Brown County was organized on September 17, 1855, as one of the original 33 counties created by the Territorial Legislature. Containing the cities of Everest, Fairview, Hamlin, Hiawatha, Horton, Morrill, Powhattan, Reserve, Robinson, Sabetha (part) and Willis, the county was founded by William Gentry; H. C. Gregg; Thurston Chase; James Mills; E. R. Corneilison; W. C. Foster; John Belk; and Jacob Englehart. The county was named for Albert G. Brown, U. S. Senator from Mississippi.

In 1855 the settlers of Walnut Creek formed a protective association to enforce the rights of actual settlers against intruders, and to prevent the sale of liquor to the Indians; the Oregon Trail passed through the county.

The first church was a Methodist congregation established in a rural area in 1857. The first school was held in 1856 in a log cabin on the John Kersy farm.

Interesting figures from the county are Governor Edmund N. Morrill (1895-1897), who was also a congressman (1883-1891), William P. Lambertson (1929-1945) Howard S. Miller (1953-1955) and Kansas Supreme Court Justice Samuel Kingman (1861-1865). General Bernard W. Rogers, Chief of Staff of the Army, 1976, retired from the army as Supreme Commander of NATO in 1987.
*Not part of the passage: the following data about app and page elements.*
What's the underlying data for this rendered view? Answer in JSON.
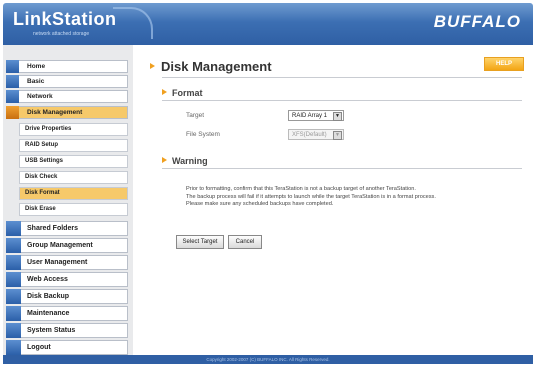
{
  "header": {
    "logo": "LinkStation",
    "logo_sub": "network attached storage",
    "brand": "BUFFALO"
  },
  "sidebar": {
    "top_items": [
      {
        "label": "Home",
        "icon": "home-icon"
      },
      {
        "label": "Basic",
        "icon": "basic-icon"
      },
      {
        "label": "Network",
        "icon": "network-icon"
      },
      {
        "label": "Disk Management",
        "icon": "disk-icon"
      }
    ],
    "sub_items": [
      {
        "label": "Drive Properties"
      },
      {
        "label": "RAID Setup"
      },
      {
        "label": "USB Settings"
      },
      {
        "label": "Disk Check"
      },
      {
        "label": "Disk Format"
      },
      {
        "label": "Disk Erase"
      }
    ],
    "bottom_items": [
      {
        "label": "Shared Folders",
        "icon": "folder-icon"
      },
      {
        "label": "Group Management",
        "icon": "group-icon"
      },
      {
        "label": "User Management",
        "icon": "user-icon"
      },
      {
        "label": "Web Access",
        "icon": "web-icon"
      },
      {
        "label": "Disk Backup",
        "icon": "backup-icon"
      },
      {
        "label": "Maintenance",
        "icon": "maintenance-icon"
      },
      {
        "label": "System Status",
        "icon": "status-icon"
      },
      {
        "label": "Logout",
        "icon": "logout-icon"
      }
    ]
  },
  "main": {
    "title": "Disk Management",
    "help_label": "HELP",
    "format_section": "Format",
    "target_label": "Target",
    "target_value": "RAID Array 1",
    "filesystem_label": "File System",
    "filesystem_value": "XFS(Default)",
    "warning_section": "Warning",
    "warning_lines": [
      "Prior to formatting, confirm that this TeraStation is not a backup target of another TeraStation.",
      "The backup process will fail if it attempts to launch while the target TeraStation is in a format process.",
      "Please make sure any scheduled backups have completed."
    ],
    "select_target_button": "Select Target",
    "cancel_button": "Cancel"
  },
  "footer": {
    "copyright": "Copyright 2002-2007 (C) BUFFALO INC. All Rights Reserved."
  },
  "colors": {
    "header": "#2f5fa4",
    "active": "#f6c96a",
    "accent": "#f0a020"
  }
}
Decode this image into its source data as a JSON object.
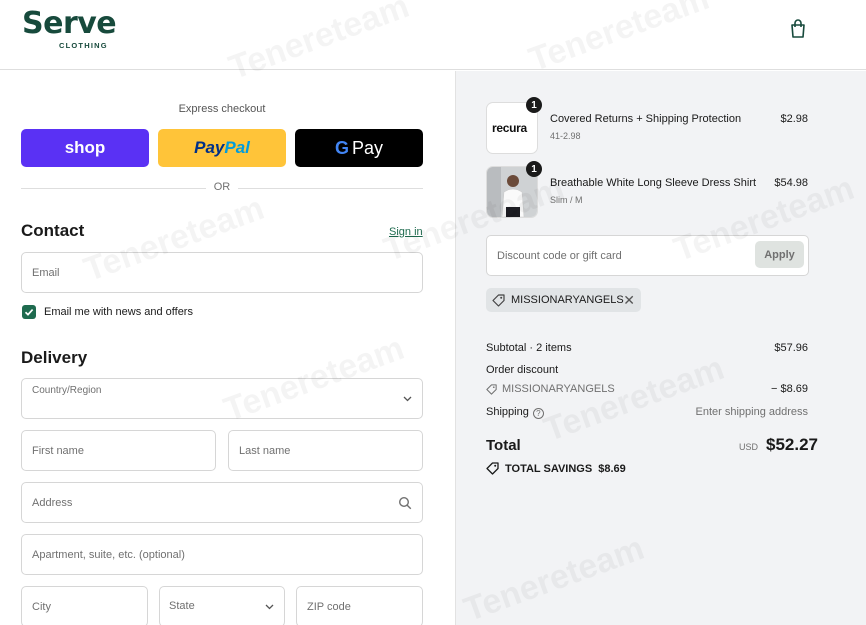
{
  "brand": {
    "logo_text": "Serve",
    "logo_sub": "CLOTHING"
  },
  "watermark": "Tenereteam",
  "express": {
    "title": "Express checkout",
    "shop_label": "shop",
    "paypal_a": "Pay",
    "paypal_b": "Pal",
    "gpay_g": "G",
    "gpay_label": "Pay",
    "or_label": "OR"
  },
  "contact": {
    "heading": "Contact",
    "sign_in": "Sign in",
    "email_placeholder": "Email",
    "newsletter_label": "Email me with news and offers",
    "newsletter_checked": true
  },
  "delivery": {
    "heading": "Delivery",
    "country_label": "Country/Region",
    "first_name": "First name",
    "last_name": "Last name",
    "address": "Address",
    "apartment": "Apartment, suite, etc. (optional)",
    "city": "City",
    "state": "State",
    "zip": "ZIP code"
  },
  "cart": {
    "items": [
      {
        "name": "Covered Returns + Shipping Protection",
        "variant": "41-2.98",
        "price": "$2.98",
        "quantity": "1",
        "thumb_text": "recura"
      },
      {
        "name": "Breathable White Long Sleeve Dress Shirt",
        "variant": "Slim / M",
        "price": "$54.98",
        "quantity": "1"
      }
    ],
    "discount_placeholder": "Discount code or gift card",
    "apply_label": "Apply",
    "applied_code": "MISSIONARYANGELS"
  },
  "summary": {
    "subtotal_label": "Subtotal · 2 items",
    "subtotal_value": "$57.96",
    "order_discount_label": "Order discount",
    "discount_code": "MISSIONARYANGELS",
    "discount_value": "− $8.69",
    "shipping_label": "Shipping",
    "shipping_value": "Enter shipping address",
    "total_label": "Total",
    "currency": "USD",
    "total_value": "$52.27",
    "savings_label": "TOTAL SAVINGS",
    "savings_value": "$8.69"
  },
  "colors": {
    "accent": "#1f6b4f",
    "shop": "#5a31f4",
    "paypal": "#ffc439",
    "gpay": "#000000",
    "summary_bg": "#f2f3f5"
  }
}
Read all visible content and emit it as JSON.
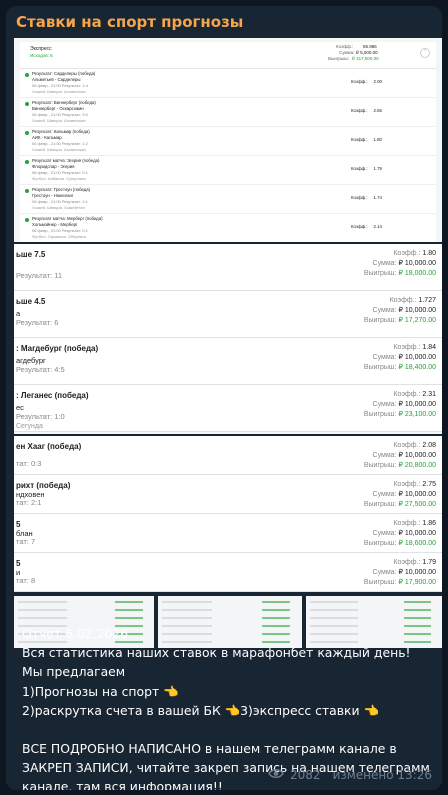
{
  "channel": {
    "name": "Ставки на спорт прогнозы"
  },
  "shot1": {
    "title": "Экспресс",
    "subtitle": "Исходов: 6",
    "k_label": "Коэфф.:",
    "k_value": "65.986",
    "sum_label": "Сумма:",
    "sum_value": "₽ 5,000.00",
    "win_label": "Выигрыш:",
    "win_value": "₽ 317,500.00",
    "legs": [
      {
        "l1": "Результат: Сарделеры (победа)",
        "l2": "Альметьев - Сарделеры",
        "l3": "06 февр., 21:00  Результат: 1:4",
        "l4": "Хоккей. Швеция. Алсвенскан",
        "k": "2.00"
      },
      {
        "l1": "Результат: Виннерберг (победа)",
        "l2": "Виннерберг - Оскарсхамн",
        "l3": "06 февр., 21:00  Результат: 3:0",
        "l4": "Хоккей. Швеция. Алсвенскан",
        "k": "2.65"
      },
      {
        "l1": "Результат: Кальмар (победа)",
        "l2": "АИК - Кальмар",
        "l3": "06 февр., 21:00  Результат: 1:2",
        "l4": "Хоккей. Швеция. Алсвенскан",
        "k": "1.80"
      },
      {
        "l1": "Результат матча: Эгерия (победа)",
        "l2": "Флоридспар - Эгерия",
        "l3": "06 февр., 21:00  Результат: 0:1",
        "l4": "Футбол. Албания. Суперлига",
        "k": "1.79"
      },
      {
        "l1": "Результат: Грестоун (победа)",
        "l2": "Грестоун - Нюнеланг",
        "l3": "06 февр., 21:00  Результат: 2:1",
        "l4": "Хоккей. Швеция. Хоккейттан",
        "k": "1.74"
      },
      {
        "l1": "Результат матча: Мерберг (победа)",
        "l2": "Хольмэйнер - Мерберг",
        "l3": "06 февр., 21:00  Результат: 0:1",
        "l4": "Футбол. Германия. Оберлига",
        "k": "2.14"
      }
    ]
  },
  "shot2": {
    "rows": [
      {
        "a": "ьше 7.5",
        "b": "",
        "c": "Результат: 11",
        "d": "",
        "k": "1.80",
        "s": "₽ 10,000.00",
        "w": "₽ 18,000.00"
      },
      {
        "a": "ьше 4.5",
        "b": "а",
        "c": "Результат: 6",
        "d": "",
        "k": "1.727",
        "s": "₽ 10,000.00",
        "w": "₽ 17,270.00"
      },
      {
        "a": ": Магдебург (победа)",
        "b": "агдебург",
        "c": "Результат: 4:5",
        "d": "",
        "k": "1.84",
        "s": "₽ 10,000.00",
        "w": "₽ 18,400.00"
      },
      {
        "a": ": Леганес (победа)",
        "b": "ес",
        "c": "Результат: 1:0",
        "d": "Сегунда",
        "k": "2.31",
        "s": "₽ 10,000.00",
        "w": "₽ 23,100.00"
      }
    ],
    "k_label": "Коэфф.:",
    "sum_label": "Сумма:",
    "win_label": "Выигрыш:"
  },
  "shot3": {
    "rows": [
      {
        "a": "ен Хааг (победа)",
        "b": "",
        "c": "тат: 0:3",
        "k": "2.08",
        "s": "₽ 10,000.00",
        "w": "₽ 20,800.00"
      },
      {
        "a": "рихт (победа)",
        "b": "ндховен",
        "c": "тат: 2:1",
        "k": "2.75",
        "s": "₽ 10,000.00",
        "w": "₽ 27,500.00"
      },
      {
        "a": "5",
        "b": "блан",
        "c": "тат: 7",
        "k": "1.86",
        "s": "₽ 10,000.00",
        "w": "₽ 18,600.00"
      },
      {
        "a": "5",
        "b": "и",
        "c": "тат: 8",
        "k": "1.79",
        "s": "₽ 10,000.00",
        "w": "₽ 17,900.00"
      }
    ],
    "k_label": "Коэфф.:",
    "sum_label": "Сумма:",
    "win_label": "Выигрыш:"
  },
  "message": {
    "lines": [
      "Отчет    6.02.2026",
      "Вся статистика наших ставок в марафонбет каждый день!",
      "Мы предлагаем",
      "1)Прогнозы на спорт 👈",
      "2)раскрутка счета в вашей БК 👈3)экспресс ставки 👈",
      "",
      "ВСЕ ПОДРОБНО НАПИСАНО в нашем телеграмм канале в",
      "ЗАКРЕП ЗАПИСИ, читайте закреп запись на нашем телеграмм",
      "канале, там вся информация!!"
    ]
  },
  "meta": {
    "views": "2082",
    "edited": "изменено 13:26",
    "eye_icon": "eye-icon"
  }
}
For more information see the  website. There is a Brown County Historical Society in Hiawatha. Additional information not submitted.

Entry: Brown County, Kansas

Author: Kansas Historical Society

Author information: The Kansas Historical Society is a state agency charged with actively safeguarding and sharing the state's history.

Date Created: February 2010

Date Modified: October 2015

The author of this article is solely responsible for its content.